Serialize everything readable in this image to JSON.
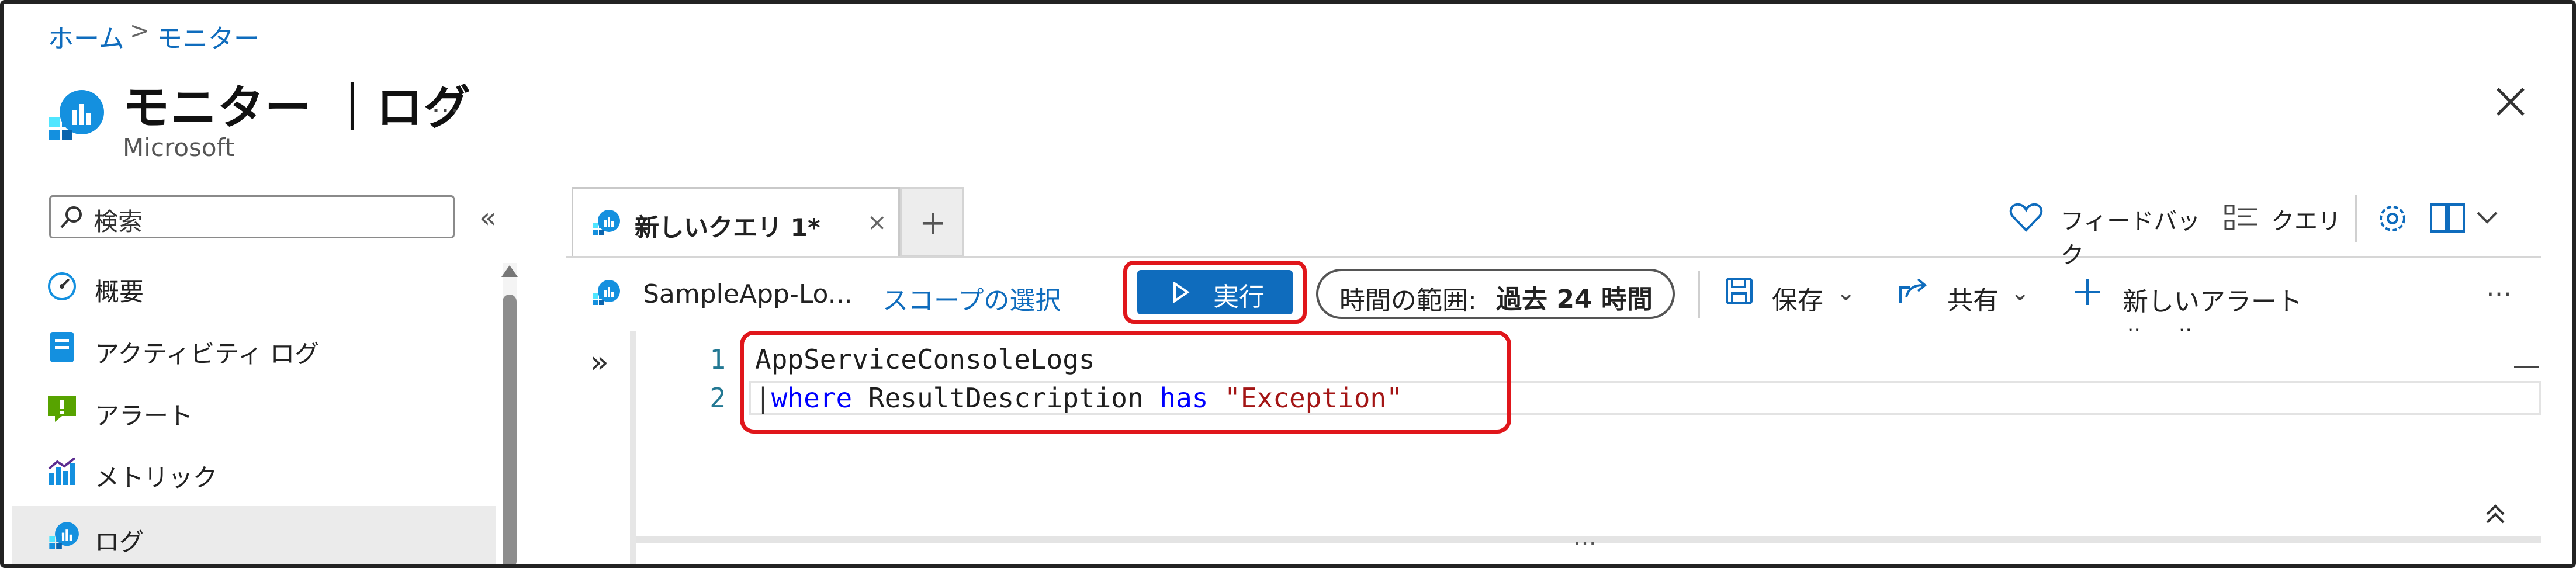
{
  "breadcrumb": {
    "home": "ホーム",
    "separator": ">",
    "current": "モニター"
  },
  "header": {
    "title": "モニター ｜ログ",
    "subtitle": "Microsoft",
    "more": "…"
  },
  "search": {
    "placeholder": "検索"
  },
  "collapse_label": "«",
  "nav": {
    "items": [
      {
        "label": "概要",
        "icon": "overview-gauge-icon"
      },
      {
        "label": "アクティビティ ログ",
        "icon": "activity-log-icon"
      },
      {
        "label": "アラート",
        "icon": "alert-icon"
      },
      {
        "label": "メトリック",
        "icon": "metrics-icon"
      },
      {
        "label": "ログ",
        "icon": "logs-icon",
        "selected": true
      }
    ]
  },
  "tabs": [
    {
      "label": "新しいクエリ 1*",
      "close": "×"
    }
  ],
  "add_tab": "+",
  "top_actions": {
    "feedback": "フィードバック",
    "queries": "クエリ"
  },
  "toolbar": {
    "scope": "SampleApp-Lo...",
    "select_scope": "スコープの選択",
    "run": "実行",
    "time_range_label": "時間の範囲:",
    "time_range_value": "過去 24 時間",
    "save": "保存",
    "share": "共有",
    "new_alert_rule": "新しいアラート ルール",
    "more": "…"
  },
  "editor": {
    "line_numbers": [
      "1",
      "2"
    ],
    "line1": "AppServiceConsoleLogs",
    "line2_pipe": "|",
    "line2_kw1": "where",
    "line2_ident": " ResultDescription ",
    "line2_kw2": "has",
    "line2_str": " \"Exception\"",
    "splitter": "…"
  },
  "colors": {
    "accent": "#0f6cbd",
    "highlight": "#e0161b",
    "keyword": "#0000ff",
    "string": "#a31515"
  }
}
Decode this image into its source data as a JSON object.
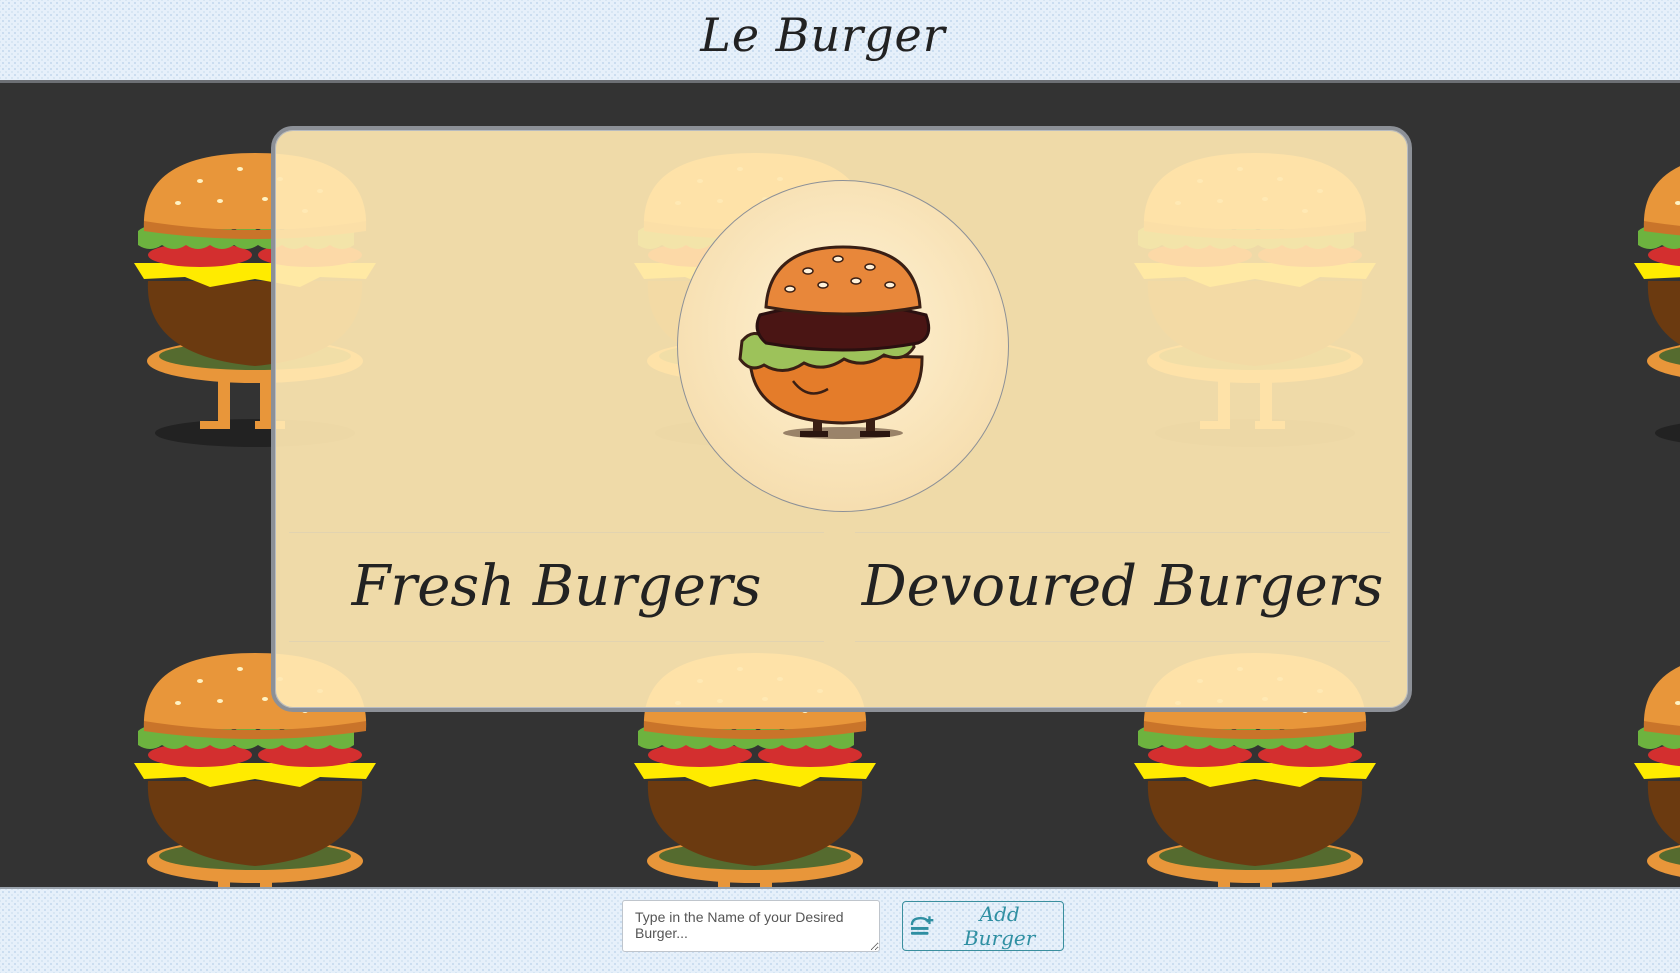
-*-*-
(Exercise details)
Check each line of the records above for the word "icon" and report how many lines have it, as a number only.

(Written solution)
5